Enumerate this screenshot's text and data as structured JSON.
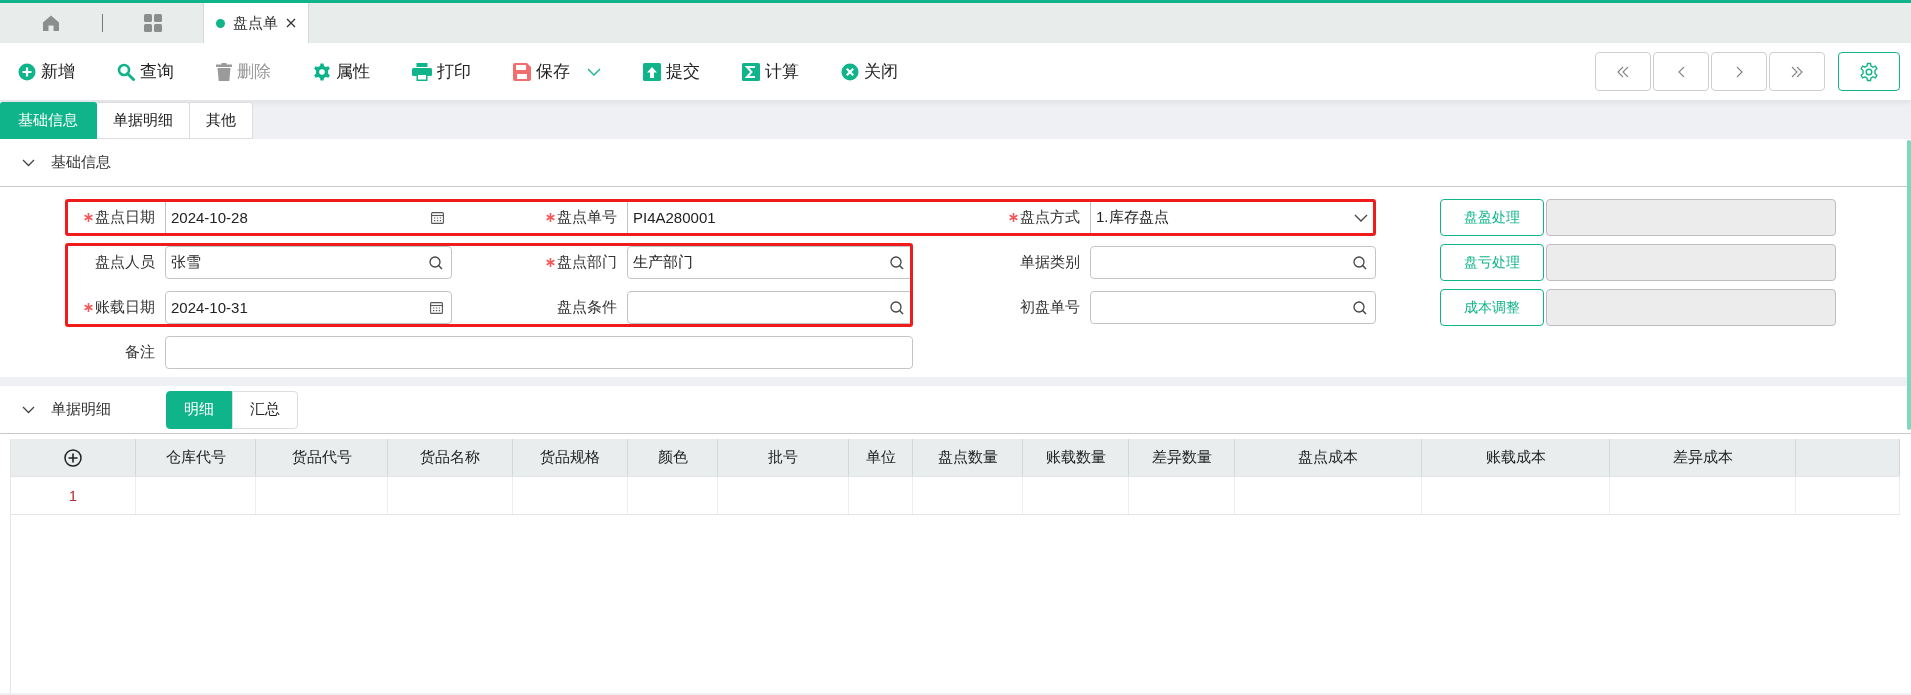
{
  "tabs": [
    {
      "kind": "home",
      "selected": false
    },
    {
      "kind": "apps",
      "selected": false
    },
    {
      "kind": "document",
      "label": "盘点单",
      "selected": true,
      "closable": true
    }
  ],
  "toolbar": [
    {
      "kind": "add",
      "label": "新增",
      "disabled": false
    },
    {
      "kind": "query",
      "label": "查询",
      "disabled": false
    },
    {
      "kind": "delete",
      "label": "删除",
      "disabled": true
    },
    {
      "kind": "properties",
      "label": "属性",
      "disabled": false
    },
    {
      "kind": "print",
      "label": "打印",
      "disabled": false
    },
    {
      "kind": "save",
      "label": "保存",
      "disabled": false,
      "dropdown": true
    },
    {
      "kind": "submit",
      "label": "提交",
      "disabled": false
    },
    {
      "kind": "calculate",
      "label": "计算",
      "disabled": false
    },
    {
      "kind": "close",
      "label": "关闭",
      "disabled": false
    }
  ],
  "navigation": [
    {
      "kind": "first"
    },
    {
      "kind": "previous"
    },
    {
      "kind": "next"
    },
    {
      "kind": "last"
    },
    {
      "kind": "settings"
    }
  ],
  "page_tabs": [
    {
      "label": "基础信息",
      "selected": true
    },
    {
      "label": "单据明细",
      "selected": false
    },
    {
      "label": "其他",
      "selected": false
    }
  ],
  "basic_info": {
    "title": "基础信息",
    "expanded": true,
    "fields": [
      {
        "label": "盘点日期",
        "required": true,
        "kind": "date",
        "value": "2024-10-28"
      },
      {
        "label": "盘点单号",
        "required": true,
        "kind": "text",
        "value": "PI4A280001"
      },
      {
        "label": "盘点方式",
        "required": true,
        "kind": "select",
        "value": "1.库存盘点"
      },
      {
        "label": "盘点人员",
        "required": false,
        "kind": "lookup",
        "value": "张雪"
      },
      {
        "label": "盘点部门",
        "required": true,
        "kind": "lookup",
        "value": "生产部门"
      },
      {
        "label": "单据类别",
        "required": false,
        "kind": "lookup"
      },
      {
        "label": "账载日期",
        "required": true,
        "kind": "date",
        "value": "2024-10-31"
      },
      {
        "label": "盘点条件",
        "required": false,
        "kind": "lookup"
      },
      {
        "label": "初盘单号",
        "required": false,
        "kind": "lookup"
      },
      {
        "label": "备注",
        "required": false,
        "kind": "text"
      }
    ],
    "actions": [
      {
        "label": "盘盈处理"
      },
      {
        "label": "盘亏处理"
      },
      {
        "label": "成本调整"
      }
    ]
  },
  "detail": {
    "title": "单据明细",
    "expanded": true,
    "views": [
      {
        "label": "明细",
        "selected": true
      },
      {
        "label": "汇总",
        "selected": false
      }
    ],
    "table": {
      "columns": [
        "仓库代号",
        "货品代号",
        "货品名称",
        "货品规格",
        "颜色",
        "批号",
        "单位",
        "盘点数量",
        "账载数量",
        "差异数量",
        "盘点成本",
        "账载成本",
        "差异成本"
      ],
      "rows": [
        {
          "number": "1"
        }
      ]
    }
  }
}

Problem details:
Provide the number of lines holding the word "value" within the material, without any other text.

Response:
6